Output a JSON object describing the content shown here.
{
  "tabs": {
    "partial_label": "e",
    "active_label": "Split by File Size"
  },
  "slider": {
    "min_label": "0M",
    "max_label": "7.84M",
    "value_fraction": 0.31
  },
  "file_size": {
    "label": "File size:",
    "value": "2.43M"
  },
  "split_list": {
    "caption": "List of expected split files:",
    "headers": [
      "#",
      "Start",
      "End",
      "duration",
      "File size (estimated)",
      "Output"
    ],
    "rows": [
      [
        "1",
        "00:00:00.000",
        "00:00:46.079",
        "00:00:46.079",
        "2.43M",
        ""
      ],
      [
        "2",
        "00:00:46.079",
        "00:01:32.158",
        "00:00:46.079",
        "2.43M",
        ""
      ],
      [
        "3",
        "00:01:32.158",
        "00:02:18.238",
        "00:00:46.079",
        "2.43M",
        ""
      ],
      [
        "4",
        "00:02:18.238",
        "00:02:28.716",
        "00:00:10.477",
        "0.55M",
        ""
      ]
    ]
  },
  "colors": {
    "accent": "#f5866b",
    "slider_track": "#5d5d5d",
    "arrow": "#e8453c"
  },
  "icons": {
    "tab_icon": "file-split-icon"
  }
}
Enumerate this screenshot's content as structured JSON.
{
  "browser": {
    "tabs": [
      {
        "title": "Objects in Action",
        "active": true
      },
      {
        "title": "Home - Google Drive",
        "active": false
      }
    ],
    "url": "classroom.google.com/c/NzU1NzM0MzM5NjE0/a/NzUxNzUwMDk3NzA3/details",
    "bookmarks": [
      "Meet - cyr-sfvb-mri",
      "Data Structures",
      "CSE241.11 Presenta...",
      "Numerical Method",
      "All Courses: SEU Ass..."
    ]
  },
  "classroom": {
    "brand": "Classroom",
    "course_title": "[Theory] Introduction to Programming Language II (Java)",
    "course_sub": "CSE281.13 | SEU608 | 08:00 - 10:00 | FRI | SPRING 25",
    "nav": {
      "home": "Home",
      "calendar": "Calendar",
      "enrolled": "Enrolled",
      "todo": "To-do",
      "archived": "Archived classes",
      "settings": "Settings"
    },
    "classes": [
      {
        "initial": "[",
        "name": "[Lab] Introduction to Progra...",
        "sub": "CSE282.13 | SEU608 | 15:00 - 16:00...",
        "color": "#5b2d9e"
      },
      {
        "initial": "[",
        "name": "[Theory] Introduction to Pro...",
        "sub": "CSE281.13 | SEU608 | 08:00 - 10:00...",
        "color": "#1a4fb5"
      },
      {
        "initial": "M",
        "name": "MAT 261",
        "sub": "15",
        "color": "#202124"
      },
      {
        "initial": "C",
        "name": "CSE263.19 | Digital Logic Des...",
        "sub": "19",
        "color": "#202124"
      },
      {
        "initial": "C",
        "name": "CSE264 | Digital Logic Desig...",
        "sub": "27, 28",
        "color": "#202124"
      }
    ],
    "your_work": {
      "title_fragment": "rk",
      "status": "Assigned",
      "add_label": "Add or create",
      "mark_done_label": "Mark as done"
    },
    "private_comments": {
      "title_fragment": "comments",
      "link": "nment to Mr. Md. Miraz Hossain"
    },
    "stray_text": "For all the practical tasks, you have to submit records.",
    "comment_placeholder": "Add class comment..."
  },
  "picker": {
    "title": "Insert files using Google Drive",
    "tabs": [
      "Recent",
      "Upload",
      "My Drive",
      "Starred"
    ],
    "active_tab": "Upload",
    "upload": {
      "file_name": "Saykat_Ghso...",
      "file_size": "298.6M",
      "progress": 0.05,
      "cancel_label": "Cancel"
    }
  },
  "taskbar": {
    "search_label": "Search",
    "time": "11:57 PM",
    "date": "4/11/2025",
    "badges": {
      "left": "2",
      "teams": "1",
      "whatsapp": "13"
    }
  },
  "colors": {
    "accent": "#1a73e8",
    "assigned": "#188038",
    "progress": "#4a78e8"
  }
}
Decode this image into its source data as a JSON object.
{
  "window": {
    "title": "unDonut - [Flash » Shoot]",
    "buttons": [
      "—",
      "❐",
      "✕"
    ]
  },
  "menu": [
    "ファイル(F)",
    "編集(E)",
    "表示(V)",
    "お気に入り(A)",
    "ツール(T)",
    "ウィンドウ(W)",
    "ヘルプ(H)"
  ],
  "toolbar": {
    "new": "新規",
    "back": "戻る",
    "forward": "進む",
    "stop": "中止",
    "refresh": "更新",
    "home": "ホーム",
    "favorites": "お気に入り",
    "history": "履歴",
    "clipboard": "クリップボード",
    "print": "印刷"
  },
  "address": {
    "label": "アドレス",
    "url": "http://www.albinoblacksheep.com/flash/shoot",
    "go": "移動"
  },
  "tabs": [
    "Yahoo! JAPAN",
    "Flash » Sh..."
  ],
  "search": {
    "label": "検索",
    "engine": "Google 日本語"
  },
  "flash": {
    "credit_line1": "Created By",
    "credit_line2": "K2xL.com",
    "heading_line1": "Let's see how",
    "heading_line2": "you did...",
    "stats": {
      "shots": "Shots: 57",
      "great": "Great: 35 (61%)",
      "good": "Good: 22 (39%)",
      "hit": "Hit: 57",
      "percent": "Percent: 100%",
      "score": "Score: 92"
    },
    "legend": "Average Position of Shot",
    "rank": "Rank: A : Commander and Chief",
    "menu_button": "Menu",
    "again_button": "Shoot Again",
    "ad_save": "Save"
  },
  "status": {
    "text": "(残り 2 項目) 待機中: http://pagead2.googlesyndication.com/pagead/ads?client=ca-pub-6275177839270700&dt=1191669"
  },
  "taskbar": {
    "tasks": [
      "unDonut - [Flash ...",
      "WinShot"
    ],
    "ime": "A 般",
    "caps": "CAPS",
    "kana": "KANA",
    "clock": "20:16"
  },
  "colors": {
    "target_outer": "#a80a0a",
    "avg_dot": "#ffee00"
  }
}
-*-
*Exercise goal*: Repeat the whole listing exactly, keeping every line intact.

*Written response*:
Output a JSON object describing the content shown here.
{
  "tabs": {
    "partial_label": "e",
    "active_label": "Split by File Size"
  },
  "slider": {
    "min_label": "0M",
    "max_label": "7.84M",
    "value_fraction": 0.31
  },
  "file_size": {
    "label": "File size:",
    "value": "2.43M"
  },
  "split_list": {
    "caption": "List of expected split files:",
    "headers": [
      "#",
      "Start",
      "End",
      "duration",
      "File size (estimated)",
      "Output"
    ],
    "rows": [
      [
        "1",
        "00:00:00.000",
        "00:00:46.079",
        "00:00:46.079",
        "2.43M",
        ""
      ],
      [
        "2",
        "00:00:46.079",
        "00:01:32.158",
        "00:00:46.079",
        "2.43M",
        ""
      ],
      [
        "3",
        "00:01:32.158",
        "00:02:18.238",
        "00:00:46.079",
        "2.43M",
        ""
      ],
      [
        "4",
        "00:02:18.238",
        "00:02:28.716",
        "00:00:10.477",
        "0.55M",
        ""
      ]
    ]
  },
  "colors": {
    "accent": "#f5866b",
    "slider_track": "#5d5d5d",
    "arrow": "#e8453c"
  },
  "icons": {
    "tab_icon": "file-split-icon"
  }
}
Enumerate this screenshot's content as structured JSON.
{
  "browser": {
    "tabs": [
      {
        "title": "Objects in Action",
        "active": true
      },
      {
        "title": "Home - Google Drive",
        "active": false
      }
    ],
    "url": "classroom.google.com/c/NzU1NzM0MzM5NjE0/a/NzUxNzUwMDk3NzA3/details",
    "bookmarks": [
      "Meet - cyr-sfvb-mri",
      "Data Structures",
      "CSE241.11 Presenta...",
      "Numerical Method",
      "All Courses: SEU Ass..."
    ]
  },
  "classroom": {
    "brand": "Classroom",
    "course_title": "[Theory] Introduction to Programming Language II (Java)",
    "course_sub": "CSE281.13 | SEU608 | 08:00 - 10:00 | FRI | SPRING 25",
    "nav": {
      "home": "Home",
      "calendar": "Calendar",
      "enrolled": "Enrolled",
      "todo": "To-do",
      "archived": "Archived classes",
      "settings": "Settings"
    },
    "classes": [
      {
        "initial": "[",
        "name": "[Lab] Introduction to Progra...",
        "sub": "CSE282.13 | SEU608 | 15:00 - 16:00...",
        "color": "#5b2d9e"
      },
      {
        "initial": "[",
        "name": "[Theory] Introduction to Pro...",
        "sub": "CSE281.13 | SEU608 | 08:00 - 10:00...",
        "color": "#1a4fb5"
      },
      {
        "initial": "M",
        "name": "MAT 261",
        "sub": "15",
        "color": "#202124"
      },
      {
        "initial": "C",
        "name": "CSE263.19 | Digital Logic Des...",
        "sub": "19",
        "color": "#202124"
      },
      {
        "initial": "C",
        "name": "CSE264 | Digital Logic Desig...",
        "sub": "27, 28",
        "color": "#202124"
      }
    ],
    "your_work": {
      "title_fragment": "rk",
      "status": "Assigned",
      "add_label": "Add or create",
      "mark_done_label": "Mark as done"
    },
    "private_comments": {
      "title_fragment": "comments",
      "link": "nment to Mr. Md. Miraz Hossain"
    },
    "stray_text": "For all the practical tasks, you have to submit records.",
    "comment_placeholder": "Add class comment..."
  },
  "picker": {
    "title": "Insert files using Google Drive",
    "tabs": [
      "Recent",
      "Upload",
      "My Drive",
      "Starred"
    ],
    "active_tab": "Upload",
    "upload": {
      "file_name": "Saykat_Ghso...",
      "file_size": "298.6M",
      "progress": 0.05,
      "cancel_label": "Cancel"
    }
  },
  "taskbar": {
    "search_label": "Search",
    "time": "11:57 PM",
    "date": "4/11/2025",
    "badges": {
      "left": "2",
      "teams": "1",
      "whatsapp": "13"
    }
  },
  "colors": {
    "accent": "#1a73e8",
    "assigned": "#188038",
    "progress": "#4a78e8"
  }
}
Decode this image into its source data as a JSON object.
{
  "window": {
    "title": "unDonut - [Flash » Shoot]",
    "buttons": [
      "—",
      "❐",
      "✕"
    ]
  },
  "menu": [
    "ファイル(F)",
    "編集(E)",
    "表示(V)",
    "お気に入り(A)",
    "ツール(T)",
    "ウィンドウ(W)",
    "ヘルプ(H)"
  ],
  "toolbar": {
    "new": "新規",
    "back": "戻る",
    "forward": "進む",
    "stop": "中止",
    "refresh": "更新",
    "home": "ホーム",
    "favorites": "お気に入り",
    "history": "履歴",
    "clipboard": "クリップボード",
    "print": "印刷"
  },
  "address": {
    "label": "アドレス",
    "url": "http://www.albinoblacksheep.com/flash/shoot",
    "go": "移動"
  },
  "tabs": [
    "Yahoo! JAPAN",
    "Flash » Sh..."
  ],
  "search": {
    "label": "検索",
    "engine": "Google 日本語"
  },
  "flash": {
    "credit_line1": "Created By",
    "credit_line2": "K2xL.com",
    "heading_line1": "Let's see how",
    "heading_line2": "you did...",
    "stats": {
      "shots": "Shots: 57",
      "great": "Great: 35 (61%)",
      "good": "Good: 22 (39%)",
      "hit": "Hit: 57",
      "percent": "Percent: 100%",
      "score": "Score: 92"
    },
    "legend": "Average Position of Shot",
    "rank": "Rank: A : Commander and Chief",
    "menu_button": "Menu",
    "again_button": "Shoot Again",
    "ad_save": "Save"
  },
  "status": {
    "text": "(残り 2 項目) 待機中: http://pagead2.googlesyndication.com/pagead/ads?client=ca-pub-6275177839270700&dt=1191669"
  },
  "taskbar": {
    "tasks": [
      "unDonut - [Flash ...",
      "WinShot"
    ],
    "ime": "A 般",
    "caps": "CAPS",
    "kana": "KANA",
    "clock": "20:16"
  },
  "colors": {
    "target_outer": "#a80a0a",
    "avg_dot": "#ffee00"
  }
}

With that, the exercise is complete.